And yes, I would like this to be in a chart, e.g. straight table.

• ###### Another Date Related Set Analysis Question...

Well you might not need to create a Year field if the only place you want use it is in a chart. There is nothing stopping you from using Year([Order Date]) as a calculated dimension and then using Count([Ref]) or Count({1}[Ref]) as the expression (the second one will override any selections but will respect the chart dimensions).

I suspect that you will get better performance if you do create a Year field, but that may or may not be important in this case.

Hope that helps!

Jonathan

• ###### Another Date Related Set Analysis Question...

`Simon H wrote:=Count({1<Year([Order Date])={2008}>}[Ref])But, alas, I cannot get it to work. If I understand correctly, this is due to the LHS being an expression and not just a stand-alone field?`

Correct. The problem is that the left hand side must be a field, not an expression. Now, if it's acceptable to hardcode the years like you've done, you can do it like this (hopefully I didn't make a syntax error, but this stuff gets ugly fast):

count(1<[Order Date]={">=\$(=date(date#(20080101,'YYYYMMDD'))) <=\$(=date(date#(20081231,'YYYYMMDD')))"}>} [Ref])

But if you don't want to hardcode years, and you want the years as a dimension, then you'd need to use a calculated dimension like Jonathan said. It's simpler anyway. The main problem is performance. Performance would be significantly better if you add a Year field.

I would add the Year field. I'm not sure why you're reluctant to add one. Script complexity? Load speed? Memory?
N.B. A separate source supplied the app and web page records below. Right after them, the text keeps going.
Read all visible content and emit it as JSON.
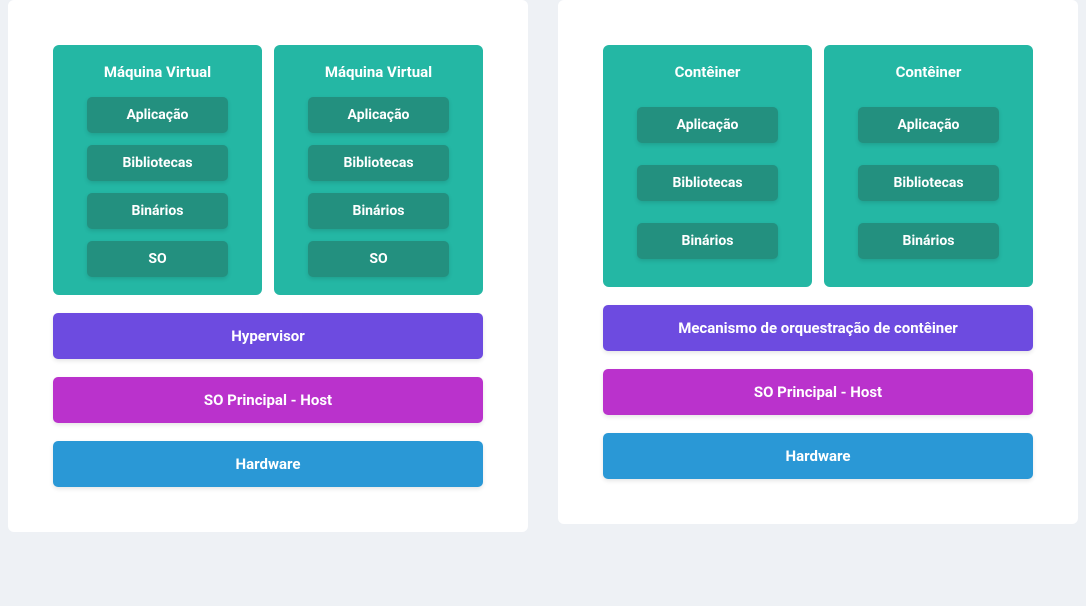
{
  "left": {
    "boxes": [
      {
        "title": "Máquina Virtual",
        "items": [
          "Aplicação",
          "Bibliotecas",
          "Binários",
          "SO"
        ]
      },
      {
        "title": "Máquina Virtual",
        "items": [
          "Aplicação",
          "Bibliotecas",
          "Binários",
          "SO"
        ]
      }
    ],
    "layers": {
      "hypervisor": "Hypervisor",
      "host_os": "SO Principal - Host",
      "hardware": "Hardware"
    }
  },
  "right": {
    "boxes": [
      {
        "title": "Contêiner",
        "items": [
          "Aplicação",
          "Bibliotecas",
          "Binários"
        ]
      },
      {
        "title": "Contêiner",
        "items": [
          "Aplicação",
          "Bibliotecas",
          "Binários"
        ]
      }
    ],
    "layers": {
      "orchestration": "Mecanismo de orquestração de contêiner",
      "host_os": "SO Principal - Host",
      "hardware": "Hardware"
    }
  }
}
Something else?

• ###### Another Date Related Set Analysis Question...

Thank you both for the information - a great help.

I was reluctant to add a Year field (as well as Month and Day etc...) in an attempt to keep the script as simple as possible, but now see good reason to go down that path.

Thanks,

Simon.